In 1902, Lady Geraldine Dowager Countess of Milltown gifted to the National Gallery of Ireland
the contents of Russborough, Co. Wicklow, in memory of her husband, Edward Nugent, 6th Earl of Milltown (1835-1890). The gift was so extensive and varied - it included paintings, furniture, sculpture, mirrors, silver and objets d'art - that it was necessary to construct a new building (The Milltown Wing) to accommodate the collection.
Included in the Milltown Gift were 3 eighteenth-century scagliola console table-tops, the largest of which is currently on loan to Russborough, and now in need of conservation. To this end the National Gallery of Ireland has commissioned two conservators, Chiara Martinelli and Francesca Toso of the Opificio delle Pietre Dure in Florence, who have the specialist expertise in the restoration of this medium.
Scagliola is an artificial ornamental marble. Used as a substitute for real marble it is created by way of a complex process which uses pulverized selenite, mixed with glue and pigments.

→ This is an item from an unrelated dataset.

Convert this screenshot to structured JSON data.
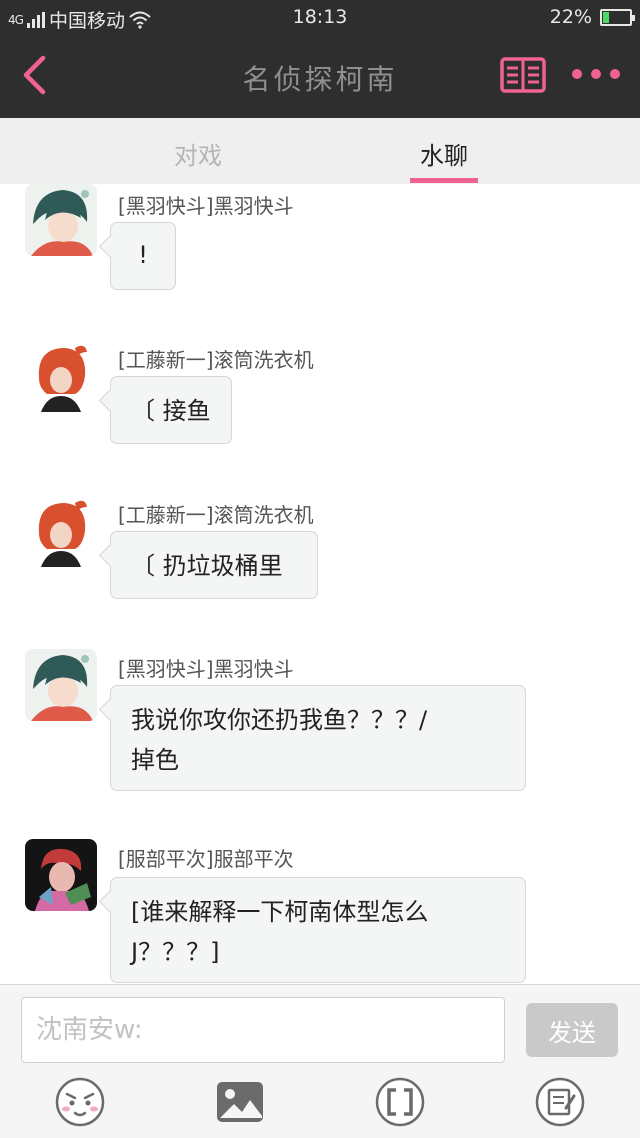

The technique was refined in the mid-eighteenth century by Enrico Hugford, Abbot of the Vallombrosan Monastery of Santa Reparata, near Florence.
The large scagliola table top at Russborough is one of 3 commissioned from Hugford's pupil at the monastery, Don Pietro Belloni, for Russborough, by Joseph Leeson 1st Earl of Milltown during his Grand Tour to Italy in 1744. The design of the table is intricate and highly colourful with a rich pattern of decorations framing pastoral scenes in each corner and a large landscape in the centre.
Given the size (107 x 211.5 x 6cm) and fragility of the piece, conservation on the table top is being carried out in situ at Russborough until end January 2010. It is also being reunited with the recently recovered gilded Rococo console base that Joseph Leeson had made for it when it first arrived in Russborough. The scagliola table-top and its original base will return to public view when the house reopens in the spring.